In the 1828 Census Jane was recorded as being in the employment of Mrs Ann Laws, housekeeper for William Charles Wentworth at his Homebush property, Sydney.[22] Laws was the defacto second wife of D’arcy Wentworth, who died in 1827 leaving substantial property to his son, William Charles.[23] It is not known what date Jane started work at Home Bush, the residence of D’arcy Wentworth and Ann Laws, but it is an interesting coincidence that Jane, having worked under Wentworth’s supervision as a midwife when she first came to the colony, should now be employed on his estate.

Jane’s burial was registered on 8 December 1838 in the Church of England Parish of St James in the County of Cumberland. Her age was given as 93. Her true age was about 78. She was at the time a resident of Liverpool Street, Sydney.[24] She had spent 27 years in New South Wales. Her numerous attempts as a midwife, a teacher and a landowner to secure a bright economic future for herself never seemed to eventuate. Finally, as a homesick immigrant, Jane never made the longed-for return journey to England, the place of her birth. 

Select Bibliography
Public Records Office, The National Archives, Kew, England
–Colonial Secretary’s Correspondence 1788 – 1825
–General Muster of NSW 1814, 1822.
Historical Records of Australia, series 1, vol. 7
–1828 Census
Sydney Gazette, 2 November 1811, p 1, column 2
Sydney Monitor, 13 June 1829, p 1

Related Entries in NCB Sites

Citation details

Lesley Potter, 'Sims, Jane Hobbins (1761–1838)', People Australia, National Centre of Biography, Australian National University,, accessed 30 May 2024.

© Copyright People Australia, 2012

Life Summary [details]

Alternative Names
  • Wade, Jane Hobbins

London, Middlesex, England


December, 1838 (aged ~ 77)
Sydney, New South Wales, Australia

Cultural Heritage

Includes subject's nationality; their parents' nationality; the countries in which they spent a significant part of their childhood, and their self-identity.

Religious Influence
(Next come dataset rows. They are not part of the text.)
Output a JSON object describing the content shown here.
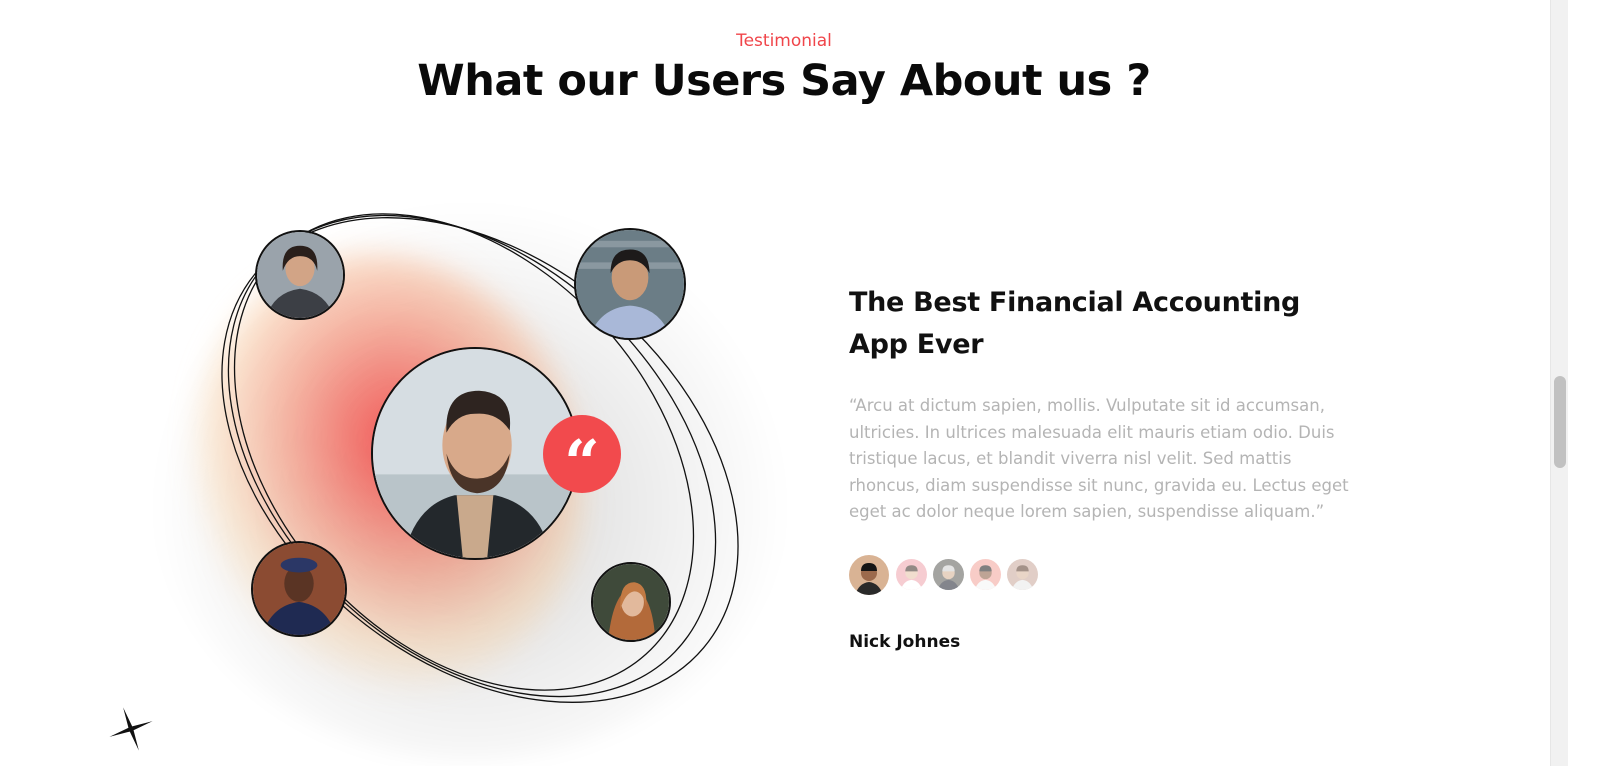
{
  "section": {
    "eyebrow": "Testimonial",
    "heading": "What our Users Say About us ?"
  },
  "testimonial": {
    "title": "The Best Financial Accounting App Ever",
    "quote": "“Arcu at dictum sapien, mollis. Vulputate sit id accumsan, ultricies. In ultrices malesuada elit mauris etiam odio. Duis tristique lacus, et blandit viverra nisl velit. Sed mattis rhoncus, diam suspendisse sit nunc, gravida eu. Lectus eget eget ac dolor neque lorem sapien, suspendisse aliquam.”",
    "author": "Nick Johnes",
    "quote_icon": "“"
  },
  "colors": {
    "accent": "#f24a4d",
    "heading": "#0a0a0a",
    "body_text": "#b4b4b4"
  },
  "icons": [
    "quote-icon",
    "sparkle-icon"
  ],
  "thumbnails": [
    {
      "name": "user-thumb-1",
      "active": true
    },
    {
      "name": "user-thumb-2",
      "active": false
    },
    {
      "name": "user-thumb-3",
      "active": false
    },
    {
      "name": "user-thumb-4",
      "active": false
    },
    {
      "name": "user-thumb-5",
      "active": false
    }
  ]
}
Includes the religion in which subjects were raised, have chosen themselves, attendance at religious schools and/or religious funeral rites; Atheism and Agnosticism have been included.

Passenger Ship